Novel SERS substrate to detect materials, with apps in narcotics, food, bio, and environmental.Wasatch Photonics and Nikalyte have announced a partnership to evaluate and test a novel SERS substrate for trace detection of materials, with applications in narcotics, food safety, pharmaceuticals, environmental, and biological analysis.
Surface Enhanced Raman Spectroscopy (SERS) is a specialized form of Raman spectroscopy in which the analyte of interest interacts with gold or silver nanostructures to enhance the Raman signal. It enables Raman spectroscopy, a technique most often used for the identification of bulk materials, to be applied to the detection of trace quantities of potentially harmful or biologically relevant compounds.

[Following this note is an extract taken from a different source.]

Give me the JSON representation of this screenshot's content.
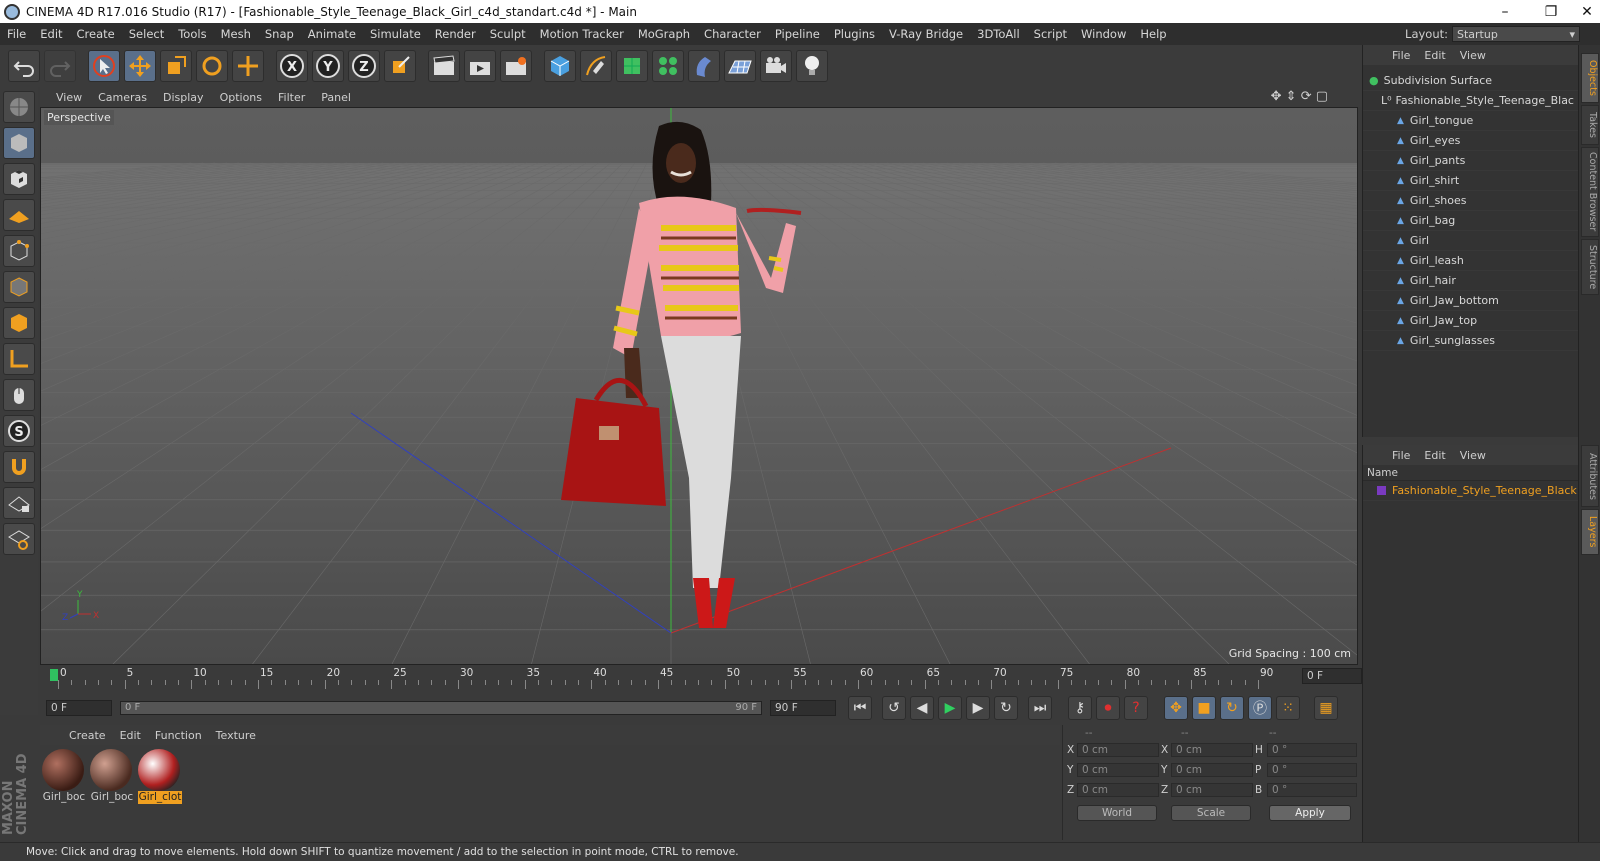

Nikalyte, a developer of nanoparticle coating equipment and services, has developed a new form of substrate for SERS analysis. It incorporates the ease of use of a solid SERS substrate with the reproducibility of liquid SERS at a cost-effective price point, thus overcoming previous limitations to widespread use of the SERS technique.

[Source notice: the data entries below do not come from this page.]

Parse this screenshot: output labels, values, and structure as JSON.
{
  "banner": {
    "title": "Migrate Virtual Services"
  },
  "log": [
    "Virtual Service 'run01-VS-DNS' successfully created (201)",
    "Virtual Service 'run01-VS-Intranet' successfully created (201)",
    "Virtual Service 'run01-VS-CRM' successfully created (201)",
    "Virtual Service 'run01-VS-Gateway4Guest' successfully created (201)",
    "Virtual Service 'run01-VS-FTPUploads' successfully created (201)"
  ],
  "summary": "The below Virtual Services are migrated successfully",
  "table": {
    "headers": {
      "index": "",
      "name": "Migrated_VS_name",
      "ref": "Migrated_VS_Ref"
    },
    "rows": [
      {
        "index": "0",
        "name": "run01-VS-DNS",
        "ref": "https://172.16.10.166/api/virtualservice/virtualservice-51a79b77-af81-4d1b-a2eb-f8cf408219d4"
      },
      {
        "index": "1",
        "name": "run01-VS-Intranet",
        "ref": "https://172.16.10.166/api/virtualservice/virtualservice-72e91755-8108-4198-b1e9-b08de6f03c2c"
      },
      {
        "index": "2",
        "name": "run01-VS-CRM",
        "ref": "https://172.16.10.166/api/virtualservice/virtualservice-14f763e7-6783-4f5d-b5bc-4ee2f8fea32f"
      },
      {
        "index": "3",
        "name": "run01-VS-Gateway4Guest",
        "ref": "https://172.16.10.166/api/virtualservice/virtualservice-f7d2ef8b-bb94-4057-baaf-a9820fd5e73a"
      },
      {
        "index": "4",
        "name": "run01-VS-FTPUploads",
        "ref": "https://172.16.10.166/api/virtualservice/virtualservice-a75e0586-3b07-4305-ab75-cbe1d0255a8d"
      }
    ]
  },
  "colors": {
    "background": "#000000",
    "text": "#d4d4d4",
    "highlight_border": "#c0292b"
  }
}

Conventional wet-deposited SERS substrates offer convenient sample preparation in that they employ an absorbent pad mounted to a microscope slide, but often display significant spatial inhomogeneities, resulting in low signal reproducibility. SERS using colloidal gold nanoparticles in aqueous solution, in contrast, yield very reproducible signals, but require handling of solutions that is not conducive to field use by non-experts.
The Nikalyte SERS substrate approach utilizes gold nanoparticles generated and deposited in vacuum, ensuring that they are ultra-pure and uniformly distributed. As no chemicals are used in the synthesis of the nanoparticles, the SERS substrates are free of contamination, delivering superior sensitivity and specificity. Nikalyte says these substrates are available for less than $10 at test quantities, and can be scaled for volume use.

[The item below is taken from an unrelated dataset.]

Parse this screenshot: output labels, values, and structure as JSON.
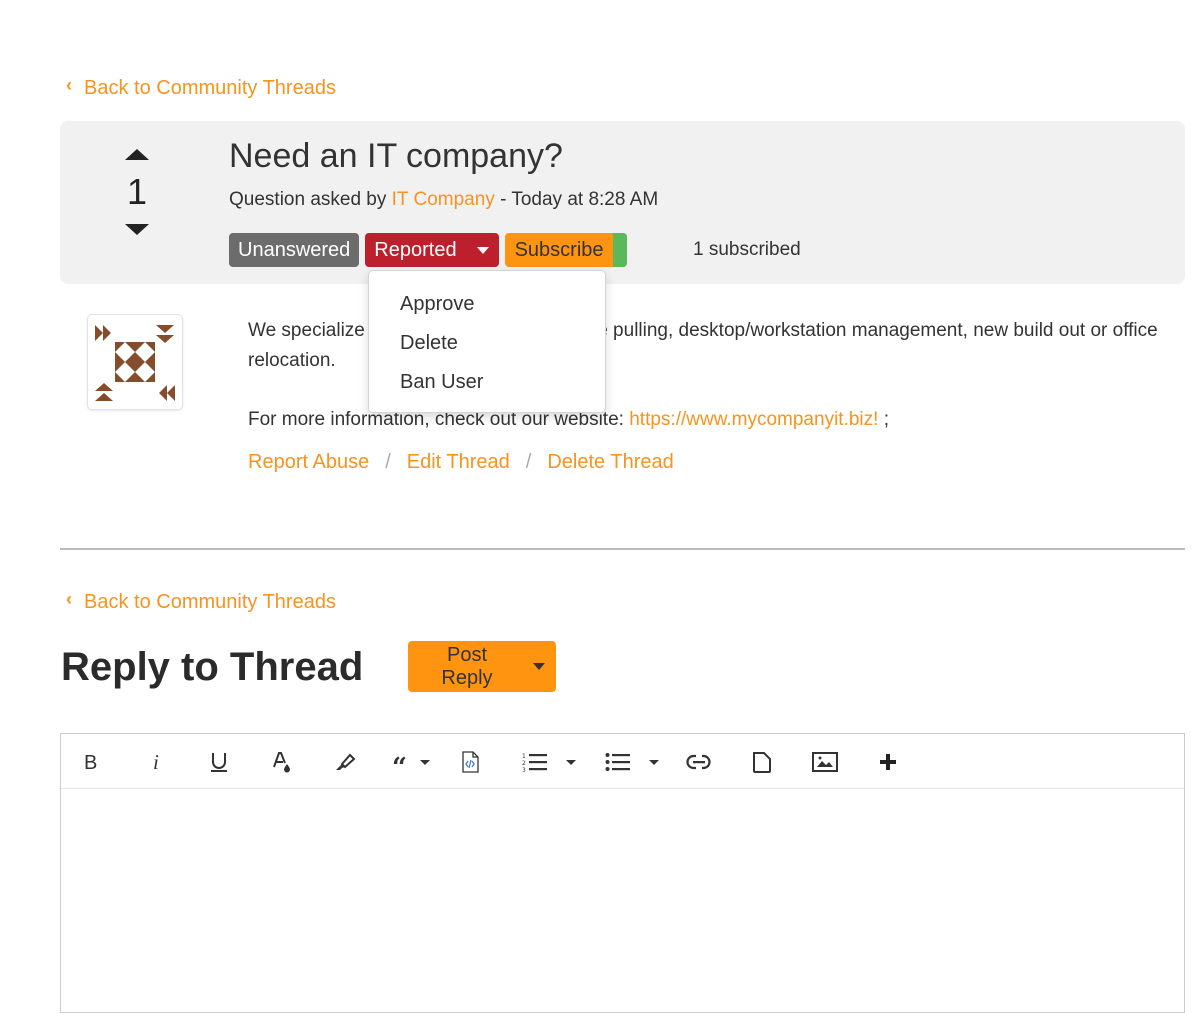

The partners are evaluating the performance of these new SERS substrates for use in a variety of relevant applications. Wasatch manufactures high sensitivity, field-portable Raman spectrometers at wavelengths spanning 248-1064 nm, and says it is “well-positioned to evaluate the performance of the SERS substrates”.
The use of 785 nm and 830 nm excitation has been assessed for trace detection of a representative drug analyte, demonstrating a 1000x increase in the limit of detection using the Nikalyte SERS substrates. The results of this study are published here. Future work will focus on improving the limit of detection further, and on studies of other analytes relevant for promising SERS applications.
”Surface enhanced Raman is an exciting and rapidly growing field,” commented Dr Vicky Broadley, Nikalyte Sales and Marketing Director. “We are excited to be working with Wasatch Photonics to evaluate and develop our SERS technology and to push the limits of what current SERS sensors can offer.”